On Easter Sunday night, Rolling Stone published a response to its widely read and widely discussed story "A Rape On Campus," first published last November, following an investigative report on the article by the Columbia University Graduate School of Journalism. The subhead to Rolling Stone's response? "An anatomy of journalistic failure." Seeing that, there was little wonder why Rolling Stone retracted "A Rape on Campus," after seeing the report. But many are wondering why, after seeing details of how the story was reported, author Sabrina Rubin Erdely was not fired.
Nor were any fact-checkers at the organization, according to CNN via Rolling Stone publisher Jann Wenner. That decision was made, despite the fact that Columbia University found numerous problems with Erdely's story. The most egregious, perhaps, was the fact that the main source in the piece, alleged rape victim Jackie (who operated under a pseudonym for the story), was nearly the only source for the story. According to the report, Jackie's friends — who were, according to the story, with Jackie following her alleged rape — were not even contacted during the fact-checking process. This breaks a key media rule that any incoming freshman would be taught in Journalism 101: Check your facts.
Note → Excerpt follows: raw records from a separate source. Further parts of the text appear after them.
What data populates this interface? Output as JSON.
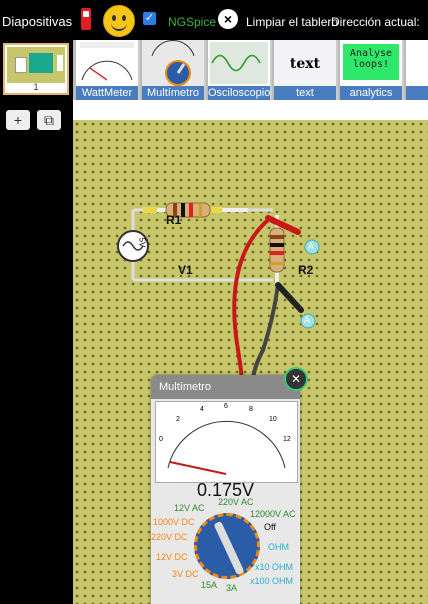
{
  "sidebar": {
    "title": "Diapositivas",
    "slide_number": "1",
    "add_label": "+",
    "copy_label": "⧉"
  },
  "topbar": {
    "simulator_label": "NGSpice",
    "clear_label": "Limpiar el tablero",
    "direction_label": "Dirección actual:",
    "power_color": "#e02020",
    "smiley": "🙂",
    "checkbox_checked": true
  },
  "palette": {
    "items": [
      {
        "label": "WattMeter"
      },
      {
        "label": "Multímetro"
      },
      {
        "label": "Osciloscopio"
      },
      {
        "label": "text",
        "preview": "text"
      },
      {
        "label": "analytics",
        "preview": "Analyse loops!"
      }
    ]
  },
  "circuit": {
    "r1_label": "R1",
    "r2_label": "R2",
    "v1_label": "V1",
    "v1_value": "5V",
    "probe_a1": "A",
    "probe_a2": "A"
  },
  "multimeter": {
    "title": "Multímetro",
    "reading": "0.175V",
    "scale": [
      "0",
      "2",
      "4",
      "6",
      "8",
      "10",
      "12"
    ],
    "selector": {
      "v12ac": "12V AC",
      "v220ac": "220V AC",
      "v12000ac": "12000V AC",
      "off": "Off",
      "v1000dc": "1000V DC",
      "v220dc": "220V DC",
      "v12dc": "12V DC",
      "v3dc": "3V DC",
      "a15": "15A",
      "a3": "3A",
      "ohm": "OHM",
      "x10ohm": "x10 OHM",
      "x100ohm": "x100 OHM"
    }
  }
}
And it seems the controversy surrounding the story will only continue. After all, following the news that Rolling Stone would not be firing anyone on its team for the article's journalistic mishaps, several people on Twitter pointed to a 1996 report from The New York Observer that implied a Rolling Stone writer was fired after writing a negative review about Hootie & the Blowfish. (The magazine wouldn't detail the circumstances regarding his departure, thanks to "employer-employee privacy.") But this, coupled with the fact that most reporters — like The New York Times' Michael Finkel or The New Republic's Stephen Glass — who break journalism ethics codes are shown the door, will only continue to keep Rolling Stone's reporting errors in the news.
Not to say that Rolling Stone doesn't realize its mistakes. In its response published Sunday, the magazine addressed the "national controversy" that unfolded after details in its initial story were called into question by The Washington Post. Managing Editor Will Dana wrote:
This report was painful reading, to me personally and to all of us at Rolling Stone. It is also, in its own way, a fascinating document — a piece of journalism, as Coll describes it, about a failure of journalism. With its publication, we are officially retracting "A Rape on Campus." We are also committing ourselves to a series of recommendations about journalistic practices that are spelled out in the report. We would like to apologize to our readers and to all of those who were damaged by our story and the ensuing fallout, including members of the Phi Kappa Psi fraternity and UVA administrators and students. Sexual assault is a serious problem on college campuses, and it is important that rape victims feel comfortable stepping forward. It saddens us to think that their willingness to do so might be diminished by our failings.
Still, Wenner followed up questions regarding Erdely's employment by defending Erdely (who apologized in a separate statement, saying, "I did not go far enough to verify [Jackie]'s story"), and instead pointing to the flaws of Erdely's source. As Wenner told The New York Times, "Obviously there is something here that is untruthful, and something sits at her doorstep." Wenner, however, said he was not intending to blame Jackie with his words. (Dana, on the other hand, said, "I'm responsible," after admitting to not researching inconsistencies after finding Jackie's story "extremely strong, powerful, provocative... ")
And, now, that's precisely where a lot of the attention is likely to turn as the story develops — right towards Jackie. After all, in their statements, Dana and Erdely even pointed out the ripple effect the retraction and surrounding controversy could have on rape victims, who "should feel comfortable stepping forward," according to Dana, without the risk of shoddy reporting diminishing their stories. (And considering the report suggested Rolling Stone use pseudonyms sparingly in the future, it's not unthinkable that victims would be less inclined to speak up.)
No matter what went wrong at Rolling Stone, the real victims are the ones that are worth defending the most.